• _WORK TO COMPLETE_
Word for word, repeat the data that follows. Do not include the pictures.

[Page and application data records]

-*-*-

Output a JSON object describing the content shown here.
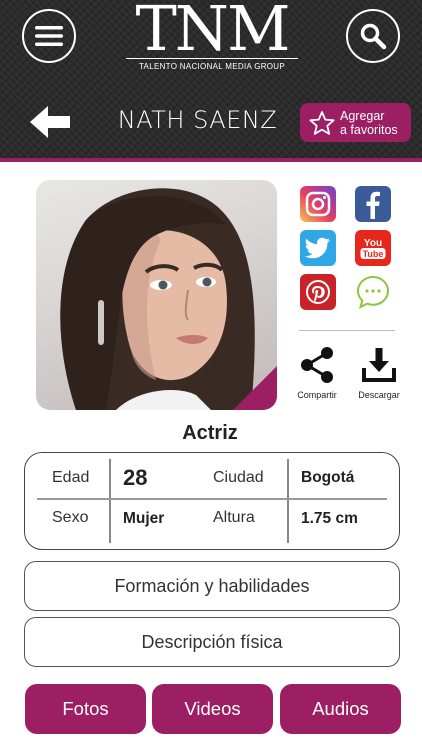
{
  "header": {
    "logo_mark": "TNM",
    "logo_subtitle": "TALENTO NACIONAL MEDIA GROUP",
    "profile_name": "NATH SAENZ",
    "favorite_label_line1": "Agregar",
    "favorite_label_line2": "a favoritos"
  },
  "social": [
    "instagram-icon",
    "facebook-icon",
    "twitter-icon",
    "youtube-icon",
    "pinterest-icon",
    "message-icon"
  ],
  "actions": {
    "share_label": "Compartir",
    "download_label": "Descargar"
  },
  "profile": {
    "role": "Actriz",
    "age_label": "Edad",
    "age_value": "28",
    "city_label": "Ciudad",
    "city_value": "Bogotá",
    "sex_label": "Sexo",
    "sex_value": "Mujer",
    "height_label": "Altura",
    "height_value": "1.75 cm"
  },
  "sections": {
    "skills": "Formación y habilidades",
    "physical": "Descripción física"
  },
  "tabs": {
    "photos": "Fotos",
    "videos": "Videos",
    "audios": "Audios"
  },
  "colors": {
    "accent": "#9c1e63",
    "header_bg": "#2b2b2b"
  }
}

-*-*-

• _WORKED SOLUTION_
Output a JSON object describing the content shown here.
{
  "header": {
    "logo_mark": "TNM",
    "logo_subtitle": "TALENTO NACIONAL MEDIA GROUP",
    "profile_name": "NATH SAENZ",
    "favorite_label_line1": "Agregar",
    "favorite_label_line2": "a favoritos"
  },
  "social": [
    "instagram-icon",
    "facebook-icon",
    "twitter-icon",
    "youtube-icon",
    "pinterest-icon",
    "message-icon"
  ],
  "actions": {
    "share_label": "Compartir",
    "download_label": "Descargar"
  },
  "profile": {
    "role": "Actriz",
    "age_label": "Edad",
    "age_value": "28",
    "city_label": "Ciudad",
    "city_value": "Bogotá",
    "sex_label": "Sexo",
    "sex_value": "Mujer",
    "height_label": "Altura",
    "height_value": "1.75 cm"
  },
  "sections": {
    "skills": "Formación y habilidades",
    "physical": "Descripción física"
  },
  "tabs": {
    "photos": "Fotos",
    "videos": "Videos",
    "audios": "Audios"
  },
  "colors": {
    "accent": "#9c1e63",
    "header_bg": "#2b2b2b"
  }
}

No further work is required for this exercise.